I guess not, because even if his motives are innocent, the guy’s still a White Hat. Before joining WikiLeaks, he worked as a private IT security consultant for “a large American company that did IT work for civilian and military clients.” (We have to take his word for it that he didn’t work for any war profiteers.)
Twice in the book, he mentions Adrian Lamo and doesn’t call him anything stronger than “ex-hacker.” Lamo, it turns out, was a member of WikiLeaks’s original donor list. When Assange accidentally forgets to blind-carbon-copy a mass email he sends to his donors, Lamo sends him the addresses as an “official leak.” Instead of treating it like the brutal sabotage carried out by what everyone and his grandmother assumes is a government informant, Domscheit-Berg seems to think Lamo was only throwing the chin-strokers a bone:

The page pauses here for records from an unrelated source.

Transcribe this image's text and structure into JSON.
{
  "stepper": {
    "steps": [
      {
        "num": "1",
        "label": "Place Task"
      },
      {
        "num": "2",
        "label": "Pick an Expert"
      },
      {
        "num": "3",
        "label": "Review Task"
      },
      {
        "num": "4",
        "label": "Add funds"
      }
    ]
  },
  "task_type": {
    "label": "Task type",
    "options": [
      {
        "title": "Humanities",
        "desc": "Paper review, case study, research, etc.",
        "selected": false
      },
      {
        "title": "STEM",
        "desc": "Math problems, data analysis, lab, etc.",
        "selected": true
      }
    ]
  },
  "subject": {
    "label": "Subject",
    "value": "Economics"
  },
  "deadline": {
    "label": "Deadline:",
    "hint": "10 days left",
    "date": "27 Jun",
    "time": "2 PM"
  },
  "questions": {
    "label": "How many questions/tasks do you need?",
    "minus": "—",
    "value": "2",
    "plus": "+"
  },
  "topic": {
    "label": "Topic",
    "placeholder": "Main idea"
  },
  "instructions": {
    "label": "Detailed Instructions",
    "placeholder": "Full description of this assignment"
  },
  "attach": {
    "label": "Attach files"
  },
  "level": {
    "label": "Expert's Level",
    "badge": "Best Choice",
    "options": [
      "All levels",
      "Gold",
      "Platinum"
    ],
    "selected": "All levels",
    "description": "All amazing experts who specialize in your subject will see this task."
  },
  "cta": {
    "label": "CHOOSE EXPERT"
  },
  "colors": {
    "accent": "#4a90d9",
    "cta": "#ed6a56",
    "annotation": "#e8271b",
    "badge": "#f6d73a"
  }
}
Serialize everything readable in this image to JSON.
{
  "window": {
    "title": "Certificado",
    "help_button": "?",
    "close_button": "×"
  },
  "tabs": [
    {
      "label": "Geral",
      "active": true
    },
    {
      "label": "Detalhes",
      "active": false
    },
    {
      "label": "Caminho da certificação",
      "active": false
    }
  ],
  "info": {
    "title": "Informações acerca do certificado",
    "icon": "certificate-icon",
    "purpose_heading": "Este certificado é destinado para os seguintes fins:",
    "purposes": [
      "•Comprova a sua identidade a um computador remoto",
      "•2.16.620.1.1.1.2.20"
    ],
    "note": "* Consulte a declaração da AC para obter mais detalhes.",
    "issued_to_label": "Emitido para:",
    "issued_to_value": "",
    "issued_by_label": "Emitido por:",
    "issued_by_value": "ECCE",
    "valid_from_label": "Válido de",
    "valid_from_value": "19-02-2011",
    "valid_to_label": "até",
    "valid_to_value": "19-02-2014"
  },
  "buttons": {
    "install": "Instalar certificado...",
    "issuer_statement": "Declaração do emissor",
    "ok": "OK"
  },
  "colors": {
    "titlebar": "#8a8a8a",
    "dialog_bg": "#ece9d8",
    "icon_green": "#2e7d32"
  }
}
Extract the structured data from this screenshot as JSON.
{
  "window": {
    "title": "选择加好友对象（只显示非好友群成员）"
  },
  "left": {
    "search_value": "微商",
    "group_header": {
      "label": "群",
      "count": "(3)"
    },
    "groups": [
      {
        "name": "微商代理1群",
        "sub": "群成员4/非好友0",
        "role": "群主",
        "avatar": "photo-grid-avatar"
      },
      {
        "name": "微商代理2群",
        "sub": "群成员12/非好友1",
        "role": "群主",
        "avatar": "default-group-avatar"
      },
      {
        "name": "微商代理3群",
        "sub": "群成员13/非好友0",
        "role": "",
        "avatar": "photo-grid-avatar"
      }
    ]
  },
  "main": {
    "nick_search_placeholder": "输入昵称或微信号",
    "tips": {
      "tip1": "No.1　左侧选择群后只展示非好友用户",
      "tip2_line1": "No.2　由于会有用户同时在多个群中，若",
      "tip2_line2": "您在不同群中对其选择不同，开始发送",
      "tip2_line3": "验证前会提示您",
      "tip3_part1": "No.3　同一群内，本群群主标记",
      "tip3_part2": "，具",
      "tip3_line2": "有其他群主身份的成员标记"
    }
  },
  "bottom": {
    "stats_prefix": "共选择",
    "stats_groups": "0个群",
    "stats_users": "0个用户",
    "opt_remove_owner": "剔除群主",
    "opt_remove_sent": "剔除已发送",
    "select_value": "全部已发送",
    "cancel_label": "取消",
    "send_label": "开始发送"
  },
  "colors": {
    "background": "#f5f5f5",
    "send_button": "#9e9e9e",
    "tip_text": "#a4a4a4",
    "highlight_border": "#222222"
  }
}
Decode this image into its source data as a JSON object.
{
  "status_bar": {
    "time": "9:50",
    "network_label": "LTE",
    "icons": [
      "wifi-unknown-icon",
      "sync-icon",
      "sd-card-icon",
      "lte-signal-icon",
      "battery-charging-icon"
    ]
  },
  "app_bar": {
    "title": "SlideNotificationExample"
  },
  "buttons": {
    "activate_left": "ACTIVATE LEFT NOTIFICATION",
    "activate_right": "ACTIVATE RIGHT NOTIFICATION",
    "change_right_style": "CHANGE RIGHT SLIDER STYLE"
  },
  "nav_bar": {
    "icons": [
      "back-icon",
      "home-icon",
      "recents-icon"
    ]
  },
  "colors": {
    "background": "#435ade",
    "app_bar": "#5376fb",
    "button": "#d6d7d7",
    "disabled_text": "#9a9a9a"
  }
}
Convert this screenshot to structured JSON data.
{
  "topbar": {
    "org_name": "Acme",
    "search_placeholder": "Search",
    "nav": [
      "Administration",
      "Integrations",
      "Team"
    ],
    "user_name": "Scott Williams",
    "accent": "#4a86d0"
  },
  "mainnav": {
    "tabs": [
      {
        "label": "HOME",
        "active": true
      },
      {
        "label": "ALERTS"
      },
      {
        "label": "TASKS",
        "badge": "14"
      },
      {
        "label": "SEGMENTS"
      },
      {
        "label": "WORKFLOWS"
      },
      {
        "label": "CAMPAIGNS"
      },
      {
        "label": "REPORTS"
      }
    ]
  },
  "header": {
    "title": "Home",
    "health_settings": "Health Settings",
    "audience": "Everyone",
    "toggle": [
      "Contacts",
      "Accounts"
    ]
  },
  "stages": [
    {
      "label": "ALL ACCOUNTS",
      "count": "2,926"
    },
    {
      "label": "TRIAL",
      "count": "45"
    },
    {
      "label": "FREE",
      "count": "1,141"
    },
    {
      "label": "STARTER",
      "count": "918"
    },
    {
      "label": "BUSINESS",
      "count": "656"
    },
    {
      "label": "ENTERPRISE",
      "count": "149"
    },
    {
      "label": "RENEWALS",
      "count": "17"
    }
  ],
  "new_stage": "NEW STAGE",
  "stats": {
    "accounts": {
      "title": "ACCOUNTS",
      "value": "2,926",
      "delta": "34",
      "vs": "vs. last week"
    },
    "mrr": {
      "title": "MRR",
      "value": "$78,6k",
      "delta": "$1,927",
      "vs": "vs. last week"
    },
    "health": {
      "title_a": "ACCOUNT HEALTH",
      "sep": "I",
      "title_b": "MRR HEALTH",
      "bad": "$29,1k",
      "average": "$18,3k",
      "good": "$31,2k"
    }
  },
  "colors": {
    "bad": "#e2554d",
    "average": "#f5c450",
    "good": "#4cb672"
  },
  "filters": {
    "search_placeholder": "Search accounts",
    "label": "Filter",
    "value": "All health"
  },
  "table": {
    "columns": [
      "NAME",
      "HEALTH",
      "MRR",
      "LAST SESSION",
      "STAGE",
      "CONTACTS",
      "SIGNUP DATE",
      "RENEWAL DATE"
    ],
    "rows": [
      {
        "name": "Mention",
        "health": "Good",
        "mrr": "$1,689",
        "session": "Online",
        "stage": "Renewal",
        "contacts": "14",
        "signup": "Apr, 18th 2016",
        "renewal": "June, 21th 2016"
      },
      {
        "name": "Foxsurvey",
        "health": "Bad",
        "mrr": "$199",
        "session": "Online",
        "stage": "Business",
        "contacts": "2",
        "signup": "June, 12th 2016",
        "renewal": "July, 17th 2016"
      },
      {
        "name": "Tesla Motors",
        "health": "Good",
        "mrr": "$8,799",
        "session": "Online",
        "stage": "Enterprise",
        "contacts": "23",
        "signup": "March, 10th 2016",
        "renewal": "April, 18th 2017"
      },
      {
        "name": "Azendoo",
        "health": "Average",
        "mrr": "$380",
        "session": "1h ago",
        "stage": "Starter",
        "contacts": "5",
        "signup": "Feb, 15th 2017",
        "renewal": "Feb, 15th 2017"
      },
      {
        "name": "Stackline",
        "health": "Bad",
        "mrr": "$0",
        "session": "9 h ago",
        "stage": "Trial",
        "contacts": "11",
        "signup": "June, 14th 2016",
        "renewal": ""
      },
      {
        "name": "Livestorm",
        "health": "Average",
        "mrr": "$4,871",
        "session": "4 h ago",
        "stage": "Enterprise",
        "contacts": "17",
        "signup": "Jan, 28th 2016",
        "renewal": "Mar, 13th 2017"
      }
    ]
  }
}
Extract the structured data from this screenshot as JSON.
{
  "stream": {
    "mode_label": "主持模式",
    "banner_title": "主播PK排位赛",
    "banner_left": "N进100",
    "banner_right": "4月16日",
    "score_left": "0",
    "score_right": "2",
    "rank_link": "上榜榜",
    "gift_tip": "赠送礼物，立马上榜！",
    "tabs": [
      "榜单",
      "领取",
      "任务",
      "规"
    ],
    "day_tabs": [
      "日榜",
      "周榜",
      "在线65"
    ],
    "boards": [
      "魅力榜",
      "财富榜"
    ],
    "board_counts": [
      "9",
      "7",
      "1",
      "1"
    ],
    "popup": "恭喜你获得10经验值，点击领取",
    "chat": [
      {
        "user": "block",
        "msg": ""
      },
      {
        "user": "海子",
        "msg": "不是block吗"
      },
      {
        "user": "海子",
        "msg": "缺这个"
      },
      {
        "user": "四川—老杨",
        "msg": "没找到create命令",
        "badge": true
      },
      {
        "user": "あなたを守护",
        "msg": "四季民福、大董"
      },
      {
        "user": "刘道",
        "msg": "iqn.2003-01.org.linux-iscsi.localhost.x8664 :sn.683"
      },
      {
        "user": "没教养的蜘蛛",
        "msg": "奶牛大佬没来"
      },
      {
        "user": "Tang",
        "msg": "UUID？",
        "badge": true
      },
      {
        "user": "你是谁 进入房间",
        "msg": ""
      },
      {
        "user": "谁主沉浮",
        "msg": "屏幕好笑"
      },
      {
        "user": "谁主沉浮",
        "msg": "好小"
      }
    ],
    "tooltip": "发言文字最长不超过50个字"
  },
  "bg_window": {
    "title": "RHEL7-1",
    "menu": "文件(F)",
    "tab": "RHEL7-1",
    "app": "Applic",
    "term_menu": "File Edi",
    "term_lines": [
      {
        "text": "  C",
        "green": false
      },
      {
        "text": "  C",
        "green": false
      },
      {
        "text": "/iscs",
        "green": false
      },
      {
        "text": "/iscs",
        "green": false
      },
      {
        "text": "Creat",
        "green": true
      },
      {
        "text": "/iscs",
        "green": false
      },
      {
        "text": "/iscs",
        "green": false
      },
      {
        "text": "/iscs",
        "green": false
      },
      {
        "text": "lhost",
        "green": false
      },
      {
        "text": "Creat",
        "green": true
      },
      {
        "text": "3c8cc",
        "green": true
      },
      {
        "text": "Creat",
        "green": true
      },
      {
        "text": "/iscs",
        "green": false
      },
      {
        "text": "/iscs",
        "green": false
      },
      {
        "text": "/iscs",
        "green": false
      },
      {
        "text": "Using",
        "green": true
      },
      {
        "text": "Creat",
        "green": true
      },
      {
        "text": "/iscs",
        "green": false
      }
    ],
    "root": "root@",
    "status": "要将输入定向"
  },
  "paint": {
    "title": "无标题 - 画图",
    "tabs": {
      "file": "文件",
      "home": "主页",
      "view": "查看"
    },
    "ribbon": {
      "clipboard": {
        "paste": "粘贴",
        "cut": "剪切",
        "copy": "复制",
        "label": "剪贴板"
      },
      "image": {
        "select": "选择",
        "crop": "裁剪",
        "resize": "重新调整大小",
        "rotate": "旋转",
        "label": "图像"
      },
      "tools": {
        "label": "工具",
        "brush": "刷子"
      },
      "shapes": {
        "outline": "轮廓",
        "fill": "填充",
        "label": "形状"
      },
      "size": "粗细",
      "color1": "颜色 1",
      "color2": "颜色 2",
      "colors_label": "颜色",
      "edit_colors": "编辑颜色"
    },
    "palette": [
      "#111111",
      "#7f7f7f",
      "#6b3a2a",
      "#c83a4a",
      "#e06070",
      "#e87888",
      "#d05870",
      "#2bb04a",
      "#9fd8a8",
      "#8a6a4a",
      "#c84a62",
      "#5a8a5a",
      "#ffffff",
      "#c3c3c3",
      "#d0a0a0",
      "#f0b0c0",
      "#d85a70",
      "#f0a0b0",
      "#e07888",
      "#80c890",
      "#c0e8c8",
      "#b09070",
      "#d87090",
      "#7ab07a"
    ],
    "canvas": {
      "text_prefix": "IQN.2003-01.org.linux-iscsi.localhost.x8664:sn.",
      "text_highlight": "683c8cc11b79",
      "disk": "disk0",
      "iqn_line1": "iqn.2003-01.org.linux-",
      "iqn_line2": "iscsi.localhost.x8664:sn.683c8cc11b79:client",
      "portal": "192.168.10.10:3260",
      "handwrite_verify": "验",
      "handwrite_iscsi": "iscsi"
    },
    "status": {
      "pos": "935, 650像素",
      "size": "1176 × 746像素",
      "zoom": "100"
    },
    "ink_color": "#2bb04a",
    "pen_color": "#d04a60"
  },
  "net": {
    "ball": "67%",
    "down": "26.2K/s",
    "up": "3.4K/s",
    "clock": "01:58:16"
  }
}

It was interesting because we had spent some time philosophizing about what would happen if we were compelled to publish something about our own organisation. We agreed that we had to release things that were bad as well as good publicity. In fact, our internal leak went down well with the press. At least we were consistent and none of the donors complained.
I don’t know whether Domscheit-Berg is a spook himself or just one of their useful idiots, but he’s in for a long, long year of rat comparisons.
Ramon Glazov lives and writes in Perth, Western Australia. Email him at “ramonglazov at gmail dot com”
Got something to say to us? Then send us a letter.
Want us to stick around? Donate to The eXiled.
Twitter twerps can follow us at twitter.com/exiledonline